User Fees Are Not the Way to Fund FAA Services
For over a year, the Bush administration has claimed that the existing aviation tax revenues are falling short of the FAA's expenses, noting that ticket prices are not linked to their productivity costs. They also claim that the current tax-based funding system promotes an unstable operating environment for the FAA, making long-term financial planning impossible. Stating tight budget years make continued funding from the General Fund unlikely, the administration proposes to implement a user-fee-based system of revenue collections. The commercial airlines fully support this proposal because they believe it will result in a reduction in their operating expenses and permit them to be profitable. The airlines also believe that a fee-based system will give them more say in how the FAA's air traffic control system is run, permitting them to bully general aviation further away from their major operating airports and airspace areas.
AOPA opposes user fees for any segment of the aviation community. Historically, user fees have severely impacted general aviation, often curtailing growth in operations. Moreover, a user fee system would limit congressional oversight, effectively removing Congress from its role as the FAA's board of governors. For over a decade, AOPA has maintained that a user fee system for any segment of the aviation community will be harmful to the entire community.
The FAA's financial situation is not in dire straits. In fact, the aviation trust fund is projected to have a $4.2 billion surplus by 2011. Even if the FAA needs more revenue in the future, AOPA believes that user fees are not the best way to collect it for the following reasons:
- Assessing user fees for air traffic denigrates safety by discouraging aircraft operators from using the services.
- Collecting the current aviation excise taxes is extremely efficient with a low cost of collection and has been in place for nearly four decades, requiring very little government oversight.
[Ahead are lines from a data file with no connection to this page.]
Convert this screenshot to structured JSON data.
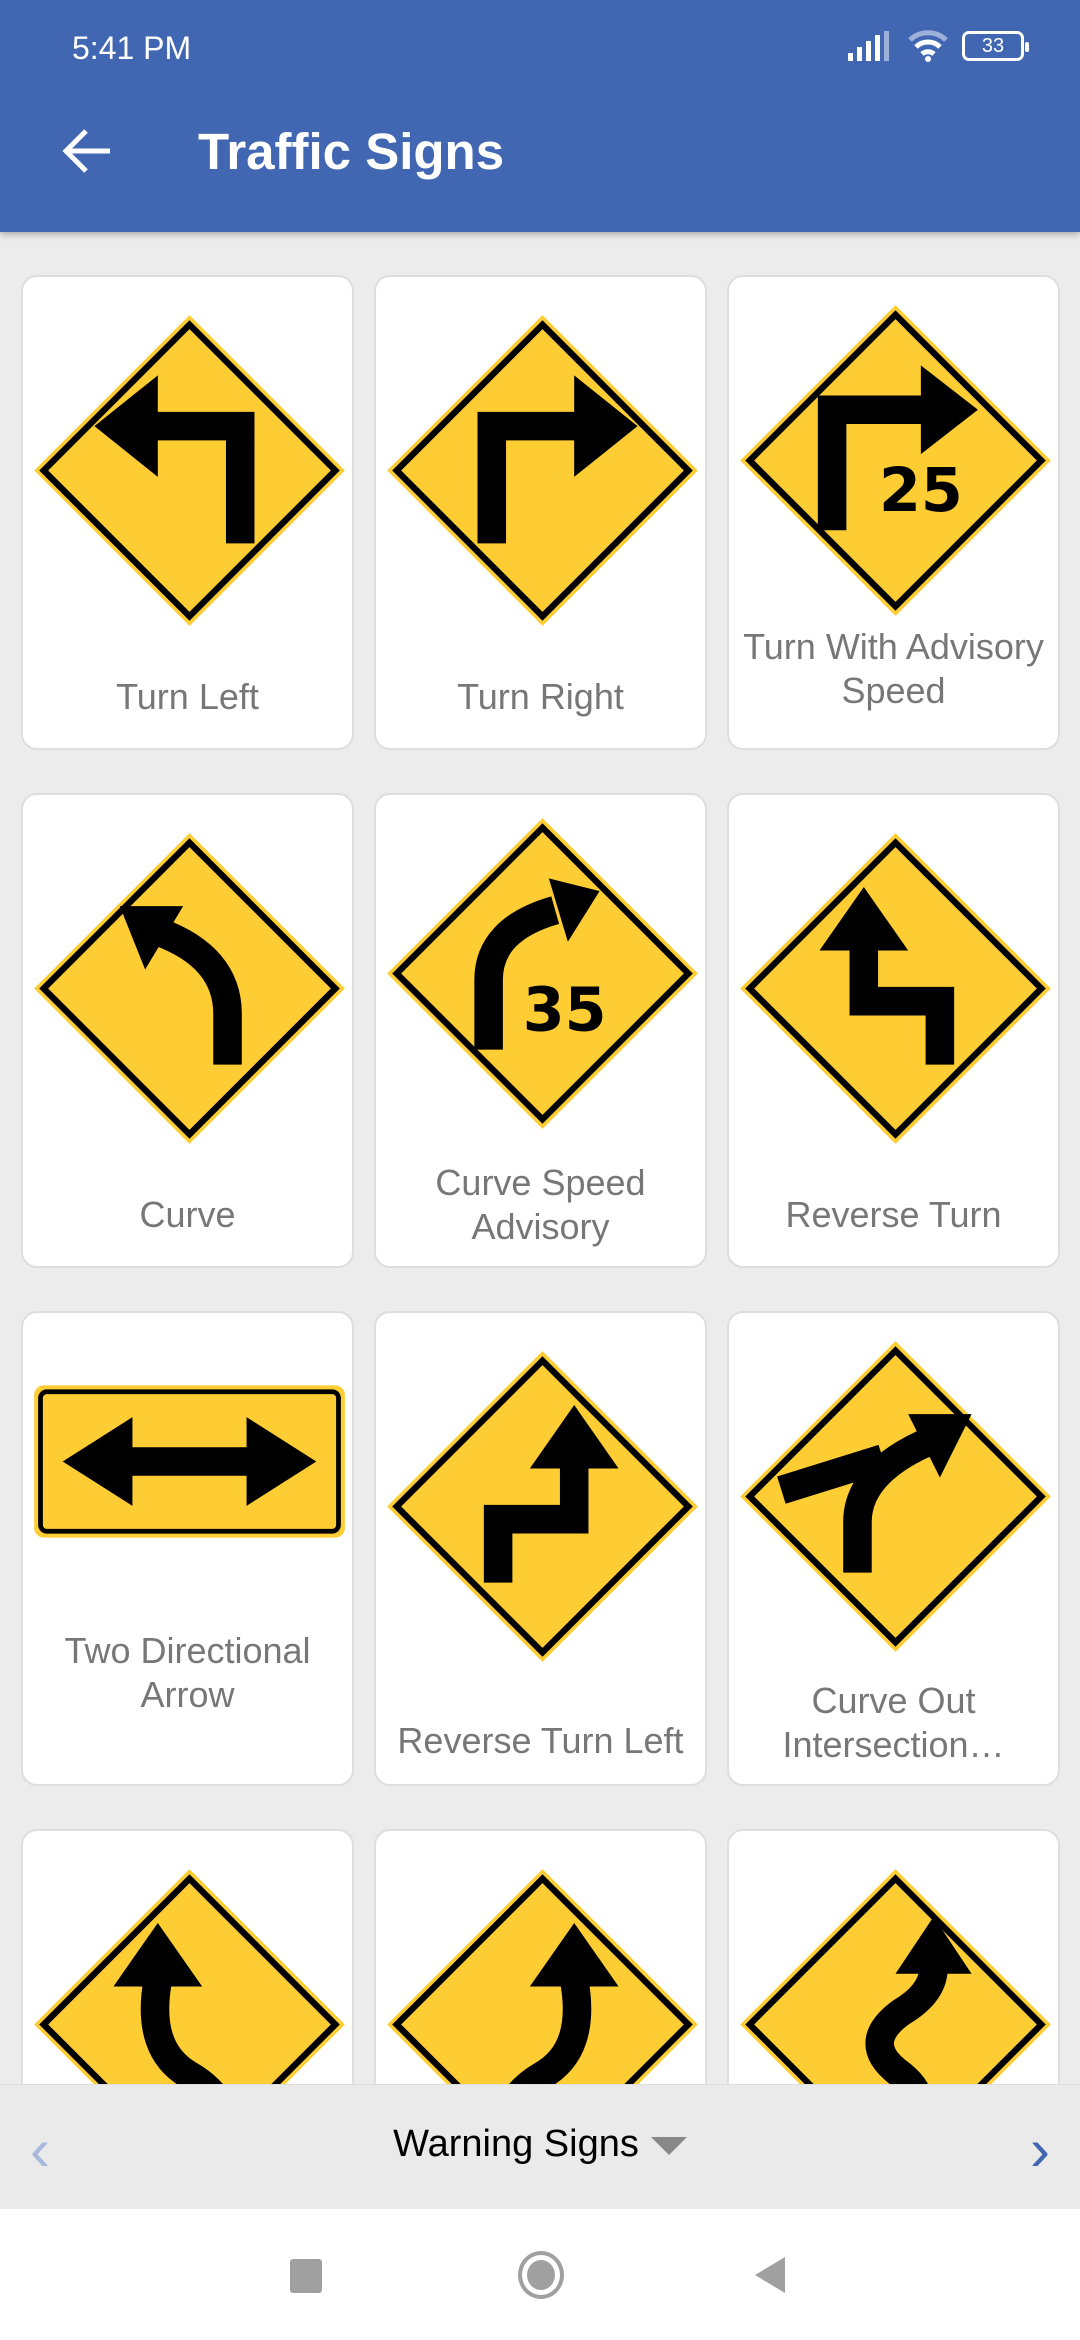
{
  "status_bar": {
    "time": "5:41 PM",
    "battery": "33"
  },
  "app_bar": {
    "title": "Traffic Signs",
    "back_icon": "arrow-left-icon"
  },
  "signs": [
    {
      "label": "Turn Left",
      "icon": "turn-left"
    },
    {
      "label": "Turn Right",
      "icon": "turn-right"
    },
    {
      "label": "Turn With Advisory Speed",
      "icon": "turn-advisory",
      "speed": "25"
    },
    {
      "label": "Curve",
      "icon": "curve-left"
    },
    {
      "label": "Curve Speed Advisory",
      "icon": "curve-advisory",
      "speed": "35"
    },
    {
      "label": "Reverse Turn",
      "icon": "reverse-turn"
    },
    {
      "label": "Two Directional Arrow",
      "icon": "two-directional"
    },
    {
      "label": "Reverse Turn Left",
      "icon": "reverse-turn-right"
    },
    {
      "label": "Curve Out Intersection…",
      "icon": "curve-out"
    },
    {
      "label": "",
      "icon": "reverse-curve-left"
    },
    {
      "label": "",
      "icon": "reverse-curve-right"
    },
    {
      "label": "",
      "icon": "winding-road"
    }
  ],
  "bottom_bar": {
    "category": "Warning Signs",
    "prev": "‹",
    "next": "›"
  },
  "colors": {
    "primary": "#4267b2",
    "sign_yellow": "#fdcd33"
  }
}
Collecting user fees would require a huge new accounting bureaucracy with a much higher cost to collect the fees.
- Implementing user fees removes critical congressional oversight, directing, and management of FAA resources that are key to an efficient national air transportation system.
- The air traffic control system is a public system designed to provide services for the airlines that is far in excess of that necessary for general aviation.
- Operators of light general aviation aircraft contribute $60 million a year and corporate jets pay $210 million annually to the trust fund through fuel taxes.
- General aviation also supports the aviation system with locally imposed taxes and charges on hangar and tiedown rental, fuel, and other assessments.
Congress has determined that the nation needs a national air transportation system and has contributed to maintaining that system for the benefits of all citizens. The financial well being of one user of our national transportation system should not be used to establish policy affecting all citizens. Using relatively modest facilities with minimal impact on operational costs, general aviation contributes more than $100 billion in economic benefit to the U.S. economy.
For nearly four decades, excise taxes on general aviation fuel, airline passenger tickets, and cargo have financed the bulk of the expenses for airport improvements, modernizing the air traffic control system, researching new technologies, and the operations of the Federal Aviation Administration (FAA) air traffic control system. The taxes deposited into the Airport and Airway Trust Fund support nearly 87 percent of the FAA budget. The remainder of the FAA's budget is funded through a contribution from the General Fund. This reflects the public benefit conveyed to all Americans by the world's safest, most efficient national airspace system.
Daily, AOPA is fighting to prevent the establishment of user fees.
Although FAA Administrator Marion Blakey had committed to sharing her vision for user fees with Congress earlier this year, no official proposal has been made public. The FAA now anticipates unveiling its user fee proposal next Februarya scant seven months before the current system of aviation taxes will expire.
AOPA will continue to strongly fight against the establishment of user fees.
Recent AOPA action on the user fee issue
- Congressional hearing in Alaska, June 2006
- AOPA's Boyer dispels myths about the funding issue at AAAE, April 28, 2006
- AOPA says airlines' user charge proposal is a control grab, March 13, 2006
- Secretary Mineta says no GA user fees in the Bush administration's FAA funding proposal
- Airlines, FAA tout user fees at annual FAA forecast conference, March 2, 2006
- Phil Boyer's "President's Position" on 30 FAA funding questions, November 2005
- AOPA President Boyer delivers pointed statement against user fees at congressional hearing